Question: what does having kids and doing a year-list have in common?
I thought I knew the answer to this one, especially after a week like the last one at work but, to be sure, I asked Steve James, who is far better qualified – on both counts – to answer. And, even if he wasn’t, could be relied on to answer convincingly nonetheless. As expected, Steve replied instantly, straight from the hip and with his characteristic supreme confidence. Most unusually, I actually agreed with what he said just for once.2
As further evidence of the veracity of this, I found myself, on 25th May, on Lulu Island. Buoyed up by a Great Reed Warbler before work a few days earlier (only my 5th in spring on the island), it seemed like a good idea the night before; a last chance to sort out Golden Oriole (and so be able to worry about other things come September), flush a Little Bittern from the lake then kick a Sprosser out from somewhere (I saw one in the wild west in early May but this will be the first May I miss them on AD unless…) and, just maybe, following on from last weekend’s bolt from the blue, find a Didric Cuckoo on the back strip and so make up for the near-total dearth of migrants this May on AD in one fell swoop. Well, anyway, that was the plan. I arrived on cue at 0600 armed with my largest hat and three litres of steadily thawing ice, and, five minutes later saw a Marsh Warbler. At 0845, just before I left, I again saw (the same) Marsh Warbler and in between, absolutely nothing. No migrants, no other birds1, no shade, no clouds, no greenery and certainly no indication that this was anything other than complete lunacy. So I paddled back, seeing Lesser Crested Tern and Socotra Cormorant from the kayak and pretty much sacked off (for the spring). The tipping point was adding insult to injury with a 2-minute boot of a flowerbed alongside the nearby mall instantly producing, er, a Marsh Warbler.
So the moral is… quit while you are ahead. After the May 18th Ye Gods! Calidrid incident, where shurely I used up most of this year’s luck in one go, the writing was clearly on the wall. It said River Warbler? Get real!

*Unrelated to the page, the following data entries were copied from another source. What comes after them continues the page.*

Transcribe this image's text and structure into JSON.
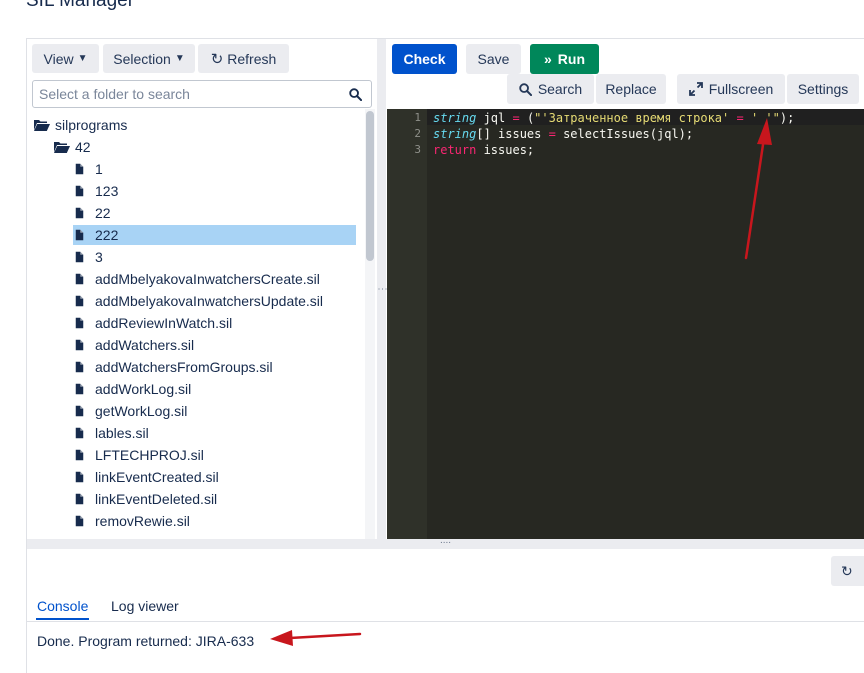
{
  "page": {
    "title": "SIL Manager"
  },
  "left_toolbar": {
    "view_label": "View",
    "selection_label": "Selection",
    "refresh_label": "Refresh"
  },
  "folder_search": {
    "placeholder": "Select a folder to search",
    "value": ""
  },
  "tree": {
    "root": "silprograms",
    "folder": "42",
    "files": [
      "1",
      "123",
      "22",
      "222",
      "3",
      "addMbelyakovaInwatchersCreate.sil",
      "addMbelyakovaInwatchersUpdate.sil",
      "addReviewInWatch.sil",
      "addWatchers.sil",
      "addWatchersFromGroups.sil",
      "addWorkLog.sil",
      "getWorkLog.sil",
      "lables.sil",
      "LFTECHPROJ.sil",
      "linkEventCreated.sil",
      "linkEventDeleted.sil",
      "removRewie.sil"
    ],
    "selected": "222"
  },
  "editor_toolbar": {
    "check_label": "Check",
    "save_label": "Save",
    "run_label": "Run",
    "search_label": "Search",
    "replace_label": "Replace",
    "fullscreen_label": "Fullscreen",
    "settings_label": "Settings"
  },
  "editor": {
    "line_numbers": [
      "1",
      "2",
      "3"
    ],
    "lines": [
      {
        "t1": "string",
        "t2": " jql ",
        "t3": "=",
        "t4": " (",
        "t5": "\"'Затраченное время строка'",
        "t6": " = ",
        "t7": "' '\"",
        "t8": ");"
      },
      {
        "t1": "string",
        "t2": "[] issues ",
        "t3": "=",
        "t4": " selectIssues(jql);"
      },
      {
        "t1": "return",
        "t2": " issues;"
      }
    ]
  },
  "bottom": {
    "tabs": [
      "Console",
      "Log viewer"
    ],
    "active_tab": "Console",
    "output": "Done. Program returned: JIRA-633"
  },
  "colors": {
    "accent": "#0052cc",
    "run": "#00875a",
    "selection": "#a8d3f5",
    "editor_bg": "#272822",
    "annotation_arrow": "#c8161d"
  }
}
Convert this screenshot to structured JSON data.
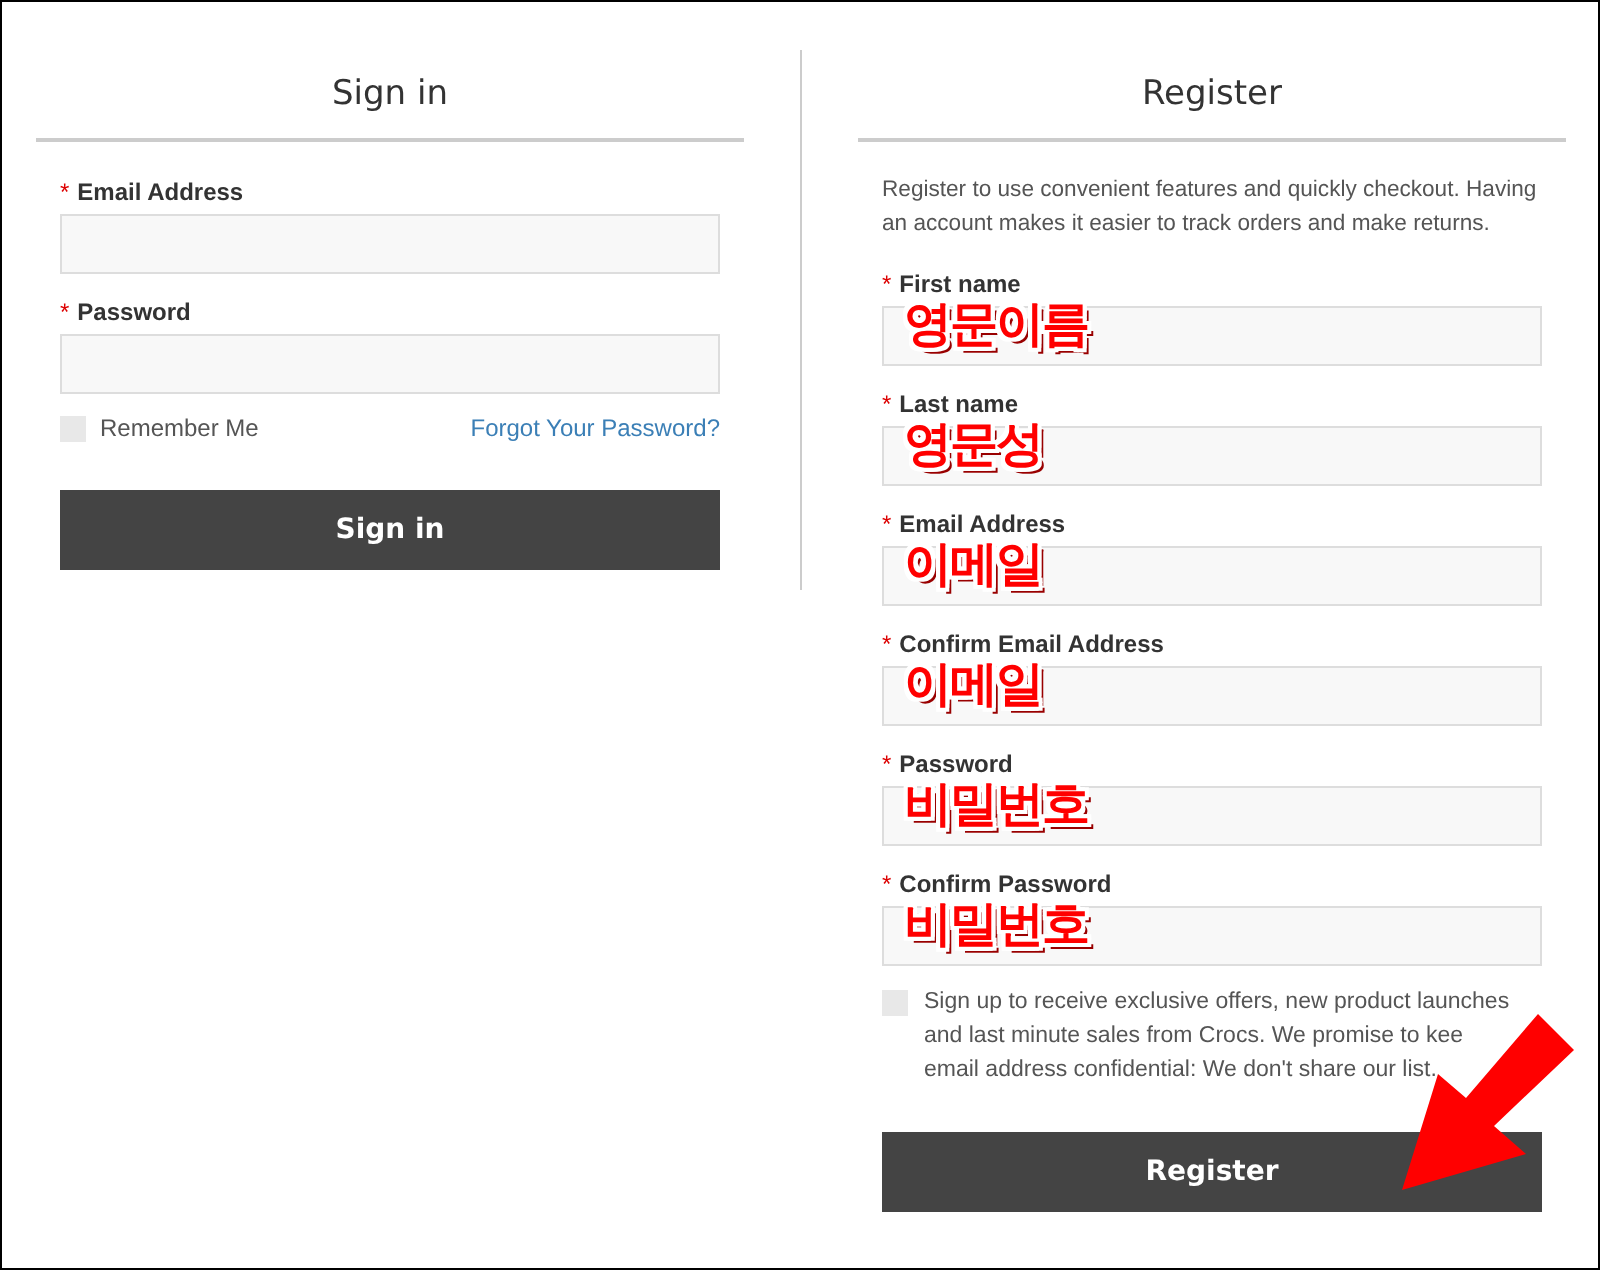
{
  "sign_in": {
    "title": "Sign in",
    "fields": [
      {
        "label": "Email Address",
        "required_mark": "*"
      },
      {
        "label": "Password",
        "required_mark": "*"
      }
    ],
    "remember_me": {
      "label": "Remember Me",
      "checked": false
    },
    "forgot_link": "Forgot Your Password?",
    "button": "Sign in"
  },
  "register": {
    "title": "Register",
    "description": "Register to use convenient features and quickly checkout. Having an account makes it easier to track orders and make returns.",
    "fields": [
      {
        "label": "First name",
        "required_mark": "*",
        "annotation": "영문이름"
      },
      {
        "label": "Last name",
        "required_mark": "*",
        "annotation": "영문성"
      },
      {
        "label": "Email Address",
        "required_mark": "*",
        "annotation": "이메일"
      },
      {
        "label": "Confirm Email Address",
        "required_mark": "*",
        "annotation": "이메일"
      },
      {
        "label": "Password",
        "required_mark": "*",
        "annotation": "비밀번호"
      },
      {
        "label": "Confirm Password",
        "required_mark": "*",
        "annotation": "비밀번호"
      }
    ],
    "newsletter": {
      "label_lines": [
        "Sign up to receive exclusive offers, new product launches",
        "and last minute sales from Crocs. We promise to kee",
        "email address confidential: We don't share our list."
      ],
      "checked": false
    },
    "button": "Register"
  }
}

Total so far - 165 (93%)
Last addition – Great Reed Warbler (23rd May)
1 With apologies to those four fine Chestnut-bellied Sandgrouse.
2 Both totally screw up your brain.